WHAT IS BEING ASKED: Say how many lines in the following entries include "this", and add nothing else.

Dataset entries:
+---+

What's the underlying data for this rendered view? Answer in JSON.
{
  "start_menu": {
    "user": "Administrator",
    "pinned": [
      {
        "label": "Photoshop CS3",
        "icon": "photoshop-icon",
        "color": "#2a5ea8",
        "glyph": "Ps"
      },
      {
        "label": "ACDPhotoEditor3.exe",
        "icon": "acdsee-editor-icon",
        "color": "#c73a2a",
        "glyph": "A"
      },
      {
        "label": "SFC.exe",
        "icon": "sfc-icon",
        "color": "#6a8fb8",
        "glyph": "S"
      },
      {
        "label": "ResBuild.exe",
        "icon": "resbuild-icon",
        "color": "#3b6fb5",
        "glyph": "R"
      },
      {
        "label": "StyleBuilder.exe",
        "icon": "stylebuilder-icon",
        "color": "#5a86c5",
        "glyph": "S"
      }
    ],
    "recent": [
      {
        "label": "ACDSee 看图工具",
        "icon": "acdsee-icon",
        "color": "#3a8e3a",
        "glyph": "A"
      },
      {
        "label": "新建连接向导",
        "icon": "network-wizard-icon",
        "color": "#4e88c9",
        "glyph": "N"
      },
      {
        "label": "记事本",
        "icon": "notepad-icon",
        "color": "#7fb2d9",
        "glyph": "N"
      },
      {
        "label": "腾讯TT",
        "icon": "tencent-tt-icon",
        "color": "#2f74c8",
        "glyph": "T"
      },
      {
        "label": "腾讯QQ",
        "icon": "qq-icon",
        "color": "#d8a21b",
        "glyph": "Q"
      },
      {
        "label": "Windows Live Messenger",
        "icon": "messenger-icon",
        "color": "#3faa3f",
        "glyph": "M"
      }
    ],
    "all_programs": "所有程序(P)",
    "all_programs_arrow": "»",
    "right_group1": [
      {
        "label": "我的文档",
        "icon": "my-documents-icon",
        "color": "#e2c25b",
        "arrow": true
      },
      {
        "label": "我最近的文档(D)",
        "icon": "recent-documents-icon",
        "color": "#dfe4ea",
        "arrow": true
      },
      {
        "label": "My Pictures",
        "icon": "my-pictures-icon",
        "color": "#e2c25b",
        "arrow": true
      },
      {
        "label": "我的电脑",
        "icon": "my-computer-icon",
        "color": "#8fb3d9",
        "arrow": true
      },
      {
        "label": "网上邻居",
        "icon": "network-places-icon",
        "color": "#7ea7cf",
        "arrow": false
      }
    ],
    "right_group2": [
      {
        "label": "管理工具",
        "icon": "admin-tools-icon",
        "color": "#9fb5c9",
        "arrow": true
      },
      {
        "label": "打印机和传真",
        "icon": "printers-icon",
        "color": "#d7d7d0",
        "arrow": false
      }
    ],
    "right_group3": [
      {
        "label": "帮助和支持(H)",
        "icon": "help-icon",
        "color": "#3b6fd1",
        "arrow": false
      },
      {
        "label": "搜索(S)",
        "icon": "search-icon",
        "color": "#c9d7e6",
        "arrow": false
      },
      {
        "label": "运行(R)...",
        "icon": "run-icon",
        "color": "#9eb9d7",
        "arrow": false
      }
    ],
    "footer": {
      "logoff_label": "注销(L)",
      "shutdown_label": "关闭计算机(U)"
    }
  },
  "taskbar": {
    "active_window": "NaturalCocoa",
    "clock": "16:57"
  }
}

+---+

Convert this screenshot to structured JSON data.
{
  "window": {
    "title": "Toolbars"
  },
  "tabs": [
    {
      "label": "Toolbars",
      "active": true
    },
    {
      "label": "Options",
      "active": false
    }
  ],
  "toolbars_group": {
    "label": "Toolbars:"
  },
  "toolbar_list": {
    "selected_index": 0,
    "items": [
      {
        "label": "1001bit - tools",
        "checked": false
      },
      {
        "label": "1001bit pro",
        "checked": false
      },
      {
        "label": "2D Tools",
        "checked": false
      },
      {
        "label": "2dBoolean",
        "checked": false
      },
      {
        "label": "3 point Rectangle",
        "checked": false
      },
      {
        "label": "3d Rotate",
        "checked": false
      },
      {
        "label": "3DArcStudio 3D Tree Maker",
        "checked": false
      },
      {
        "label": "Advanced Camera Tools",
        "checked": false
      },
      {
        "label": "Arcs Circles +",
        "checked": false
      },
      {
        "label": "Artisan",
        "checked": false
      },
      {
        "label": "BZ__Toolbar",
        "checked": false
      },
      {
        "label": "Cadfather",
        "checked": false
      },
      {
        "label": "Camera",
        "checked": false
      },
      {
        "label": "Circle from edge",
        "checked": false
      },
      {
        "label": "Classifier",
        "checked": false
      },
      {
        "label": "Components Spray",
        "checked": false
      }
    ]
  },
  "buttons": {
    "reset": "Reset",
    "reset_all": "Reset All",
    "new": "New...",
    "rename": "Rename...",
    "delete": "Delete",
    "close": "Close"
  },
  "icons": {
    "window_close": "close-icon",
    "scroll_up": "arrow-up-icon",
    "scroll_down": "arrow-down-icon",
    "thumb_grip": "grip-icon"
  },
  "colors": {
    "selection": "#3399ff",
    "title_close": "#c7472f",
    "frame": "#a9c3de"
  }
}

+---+

ANSWER SPACE: 2